*Required action:* Please work out how many lines in the records below include the word "label", and reply with that number only.

[Data about app and page elements]

======

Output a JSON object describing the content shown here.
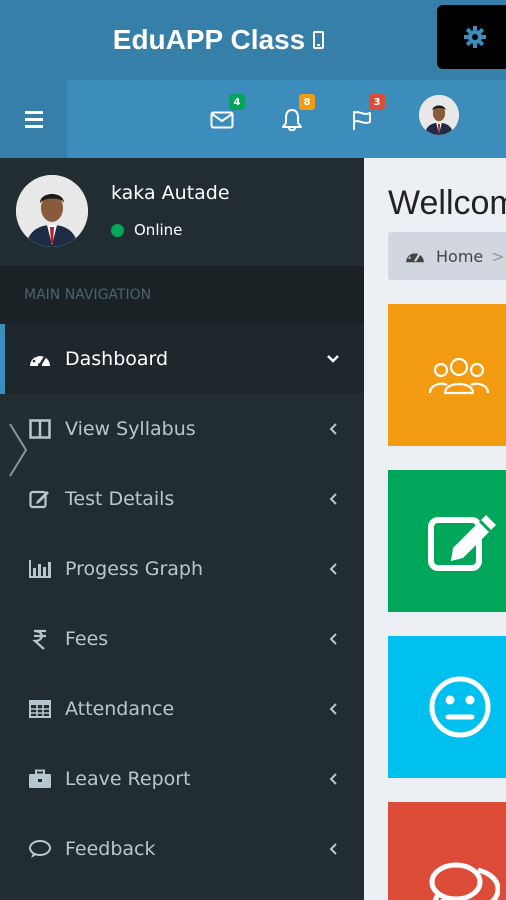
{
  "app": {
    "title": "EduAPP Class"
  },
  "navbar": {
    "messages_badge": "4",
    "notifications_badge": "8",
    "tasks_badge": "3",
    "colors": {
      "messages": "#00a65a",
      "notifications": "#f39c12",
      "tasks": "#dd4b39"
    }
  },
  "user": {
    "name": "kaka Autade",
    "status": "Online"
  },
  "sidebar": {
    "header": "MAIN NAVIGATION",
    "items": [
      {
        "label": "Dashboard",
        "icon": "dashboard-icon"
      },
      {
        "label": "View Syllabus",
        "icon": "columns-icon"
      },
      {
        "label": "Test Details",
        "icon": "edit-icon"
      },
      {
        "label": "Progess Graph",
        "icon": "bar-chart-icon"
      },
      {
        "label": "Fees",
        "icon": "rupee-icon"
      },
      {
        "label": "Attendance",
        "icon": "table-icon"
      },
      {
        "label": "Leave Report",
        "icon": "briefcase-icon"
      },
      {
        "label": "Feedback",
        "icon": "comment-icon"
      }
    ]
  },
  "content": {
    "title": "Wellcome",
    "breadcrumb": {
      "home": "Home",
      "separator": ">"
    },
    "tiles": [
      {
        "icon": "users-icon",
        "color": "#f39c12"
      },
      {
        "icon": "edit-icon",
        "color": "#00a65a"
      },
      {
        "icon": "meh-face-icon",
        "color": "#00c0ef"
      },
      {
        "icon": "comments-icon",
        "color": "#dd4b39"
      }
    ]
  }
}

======

*The answer:* 8